Jump to Paris, France, where I was inspired. Maybe as a stark opposition to France’s grand phallic statement to the rest of the world, maybe because my dramatic muse decided to amuse itself… nah… I just wanted a picture of my butt with the Eiffel tower. So, with pants down and hands on my hips, I snap a picture… or rather someone else does. Don’t worry, we had known each other for a few days or so. This continues at the Coliseum, where I once again immortalize a national monument. So, why would I take a picture of me holding up the Leaning Tower? Everyone’s does that…
I only bring this up because I was not with my usual group in Pisa… just with some pax that I had met on the train. I had mentioned it to one of them… as he was busting my chops about being concerned for my job (you sissy). So I told him I would come, but that he would have to do something for me… heh heh heh. So, I explain to him what I want… tell him to frame the shot, and when he was ready I would count to three… And the rest is history… Until he decided he wanted the same portrait. So, I framed him up, he counted to three, and click! He had his own picture of his butt and the Leaning Tower of Pisa. Of course, I cannot rightfully post any of these pictures here, but for a small fee I can mail you an autographed eight by ten. Still, I think it was very STYLEish of me to have brought such unforeseen mirth to this newlywed couple’s honeymoon, don’t you?
Our final port in our magical Mediterranean tour was Marseille, France. After all the running around I did catching trains and buses, and madly trying to take in everything I could over the past few days, I was very happy just to hang out. So, that’s what I did. Federico, Ian, and I went out, did some walking around, bought some cookies, and finally sat down at a small café. And I finally had my wine and cheese.
As Federico would say, “I was as happy as a puppy with two tails.” He also has a saying about being at war and jumping into trenches, but it doesn’t apply here.
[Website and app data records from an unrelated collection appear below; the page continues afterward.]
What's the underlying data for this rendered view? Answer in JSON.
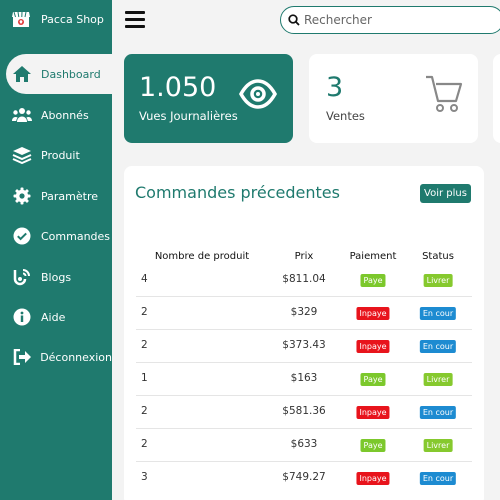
{
  "brand": {
    "name": "Pacca Shop",
    "icon": "shop-icon"
  },
  "nav": [
    {
      "label": "Dashboard",
      "icon": "home-icon",
      "active": true
    },
    {
      "label": "Abonnés",
      "icon": "users-icon"
    },
    {
      "label": "Produit",
      "icon": "layers-icon"
    },
    {
      "label": "Paramètre",
      "icon": "gear-icon"
    },
    {
      "label": "Commandes",
      "icon": "check-circle-icon"
    },
    {
      "label": "Blogs",
      "icon": "blog-icon"
    },
    {
      "label": "Aide",
      "icon": "info-icon"
    },
    {
      "label": "Déconnexion",
      "icon": "logout-icon"
    }
  ],
  "search": {
    "placeholder": "Rechercher",
    "value": ""
  },
  "cards": {
    "views": {
      "value": "1.050",
      "label": "Vues Journalières",
      "icon": "eye-icon"
    },
    "sales": {
      "value": "3",
      "label": "Ventes",
      "icon": "cart-icon"
    }
  },
  "orders": {
    "title": "Commandes précedentes",
    "see_more": "Voir plus",
    "columns": [
      "Nombre de produit",
      "Prix",
      "Paiement",
      "Status"
    ],
    "rows": [
      {
        "qty": "4",
        "price": "$811.04",
        "payment": "Paye",
        "status": "Livrer"
      },
      {
        "qty": "2",
        "price": "$329",
        "payment": "Inpaye",
        "status": "En cour"
      },
      {
        "qty": "2",
        "price": "$373.43",
        "payment": "Inpaye",
        "status": "En cour"
      },
      {
        "qty": "1",
        "price": "$163",
        "payment": "Paye",
        "status": "Livrer"
      },
      {
        "qty": "2",
        "price": "$581.36",
        "payment": "Inpaye",
        "status": "En cour"
      },
      {
        "qty": "2",
        "price": "$633",
        "payment": "Paye",
        "status": "Livrer"
      },
      {
        "qty": "3",
        "price": "$749.27",
        "payment": "Inpaye",
        "status": "En cour"
      }
    ]
  },
  "colors": {
    "primary": "#1f7a6e",
    "paye": "#7cc82c",
    "inpaye": "#e8141c",
    "livrer": "#86c92e",
    "en_cour": "#1d8bd1"
  }
}
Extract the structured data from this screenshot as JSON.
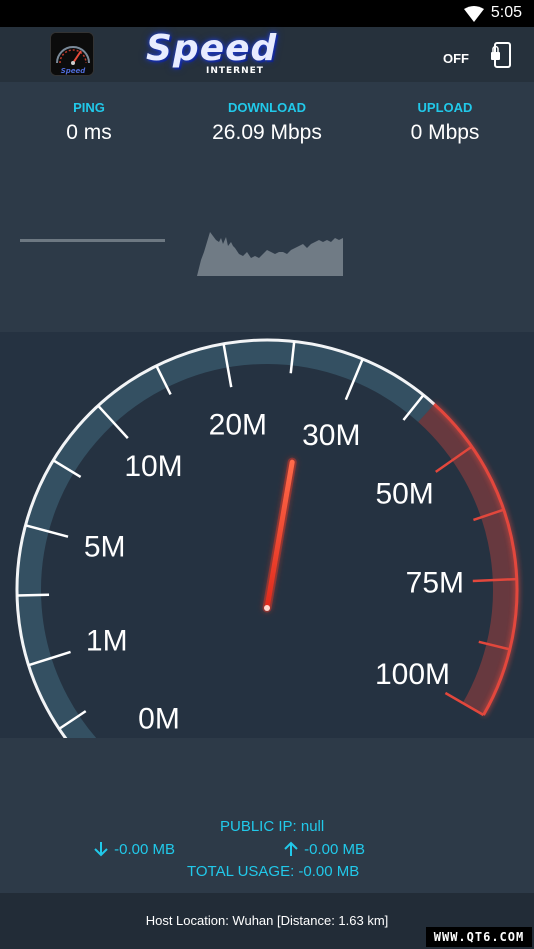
{
  "status_bar": {
    "time": "5:05",
    "wifi_icon": "wifi-icon"
  },
  "app_bar": {
    "brand_word": "Speed",
    "brand_sub": "INTERNET",
    "toggle_label": "OFF",
    "lock_icon": "phone-lock-icon"
  },
  "stats": {
    "ping": {
      "label": "PING",
      "value": "0 ms"
    },
    "download": {
      "label": "DOWNLOAD",
      "value": "26.09 Mbps"
    },
    "upload": {
      "label": "UPLOAD",
      "value": "0 Mbps"
    }
  },
  "gauge": {
    "labels": [
      "0M",
      "1M",
      "5M",
      "10M",
      "20M",
      "30M",
      "50M",
      "75M",
      "100M"
    ],
    "needle_value_mbps": 26.09,
    "accent_color": "#21c9ea",
    "danger_color": "#e2473c"
  },
  "usage": {
    "public_ip": "PUBLIC IP: null",
    "download_total": "-0.00 MB",
    "upload_total": "-0.00 MB",
    "total_usage": "TOTAL USAGE: -0.00 MB"
  },
  "footer": {
    "host_location": "Host Location: Wuhan [Distance: 1.63 km]",
    "watermark": "WWW.QT6.COM"
  }
}
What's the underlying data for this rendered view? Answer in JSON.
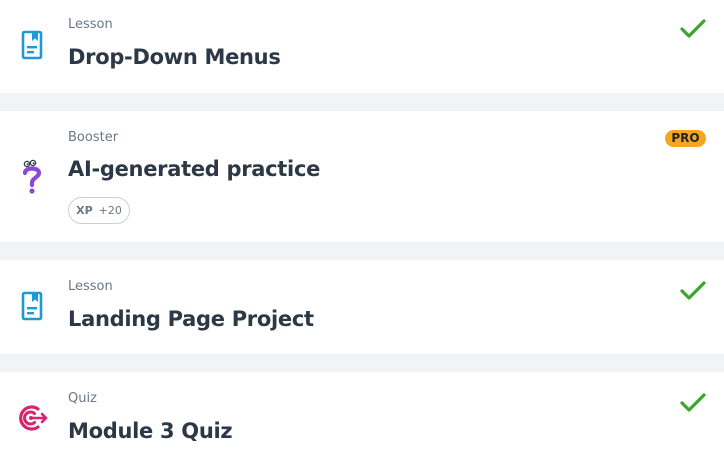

And so we sat, chewing the fat (and drinking the wine) and watching all the pretty French girls go by. I tried to woo them with my French… but try as I may, all of my “Ooh la la’s” followed by “Oh huh ho’s!” a la Maurice Chevalier did nothing to win their attention. So, with my wine glass empty, and my head full of rejection, we trotted back to the ship.
Tomorrow we will hit Barcelona, Spain, where we’ll disembark some passengers, and pick some up to take them on a trip across the pond to Miami, Florida. There will be many stops in Spain, including one Spanish city in Africa (no kiddin’), and after nearly a week at sea, St. Thomas… Not a bad way to end things. My Spanish, incidentally, is picking up, thanks to some friends I hang with in the crew bar. Once Ana, a youth counselor, discovered that I knew a little Spanish, she speaks nothing but to me, forcing me to learn by immersion. Since she is from Mexico, I have also learned that much of the book Spanish I was taught in high school will get you beat up South of the border. So, I am learning some mighty fine Spanish slang. For example, Spanish girls like being called “marshmallow” and “little muffin.” That’s “Bon bon” and “Biscocheta” respectfully. Unfortunately, I discovered that they will laugh at you if you demand to be called “Pantalones Fuegas.” Oh well.
Keep on Livin’ The Dream.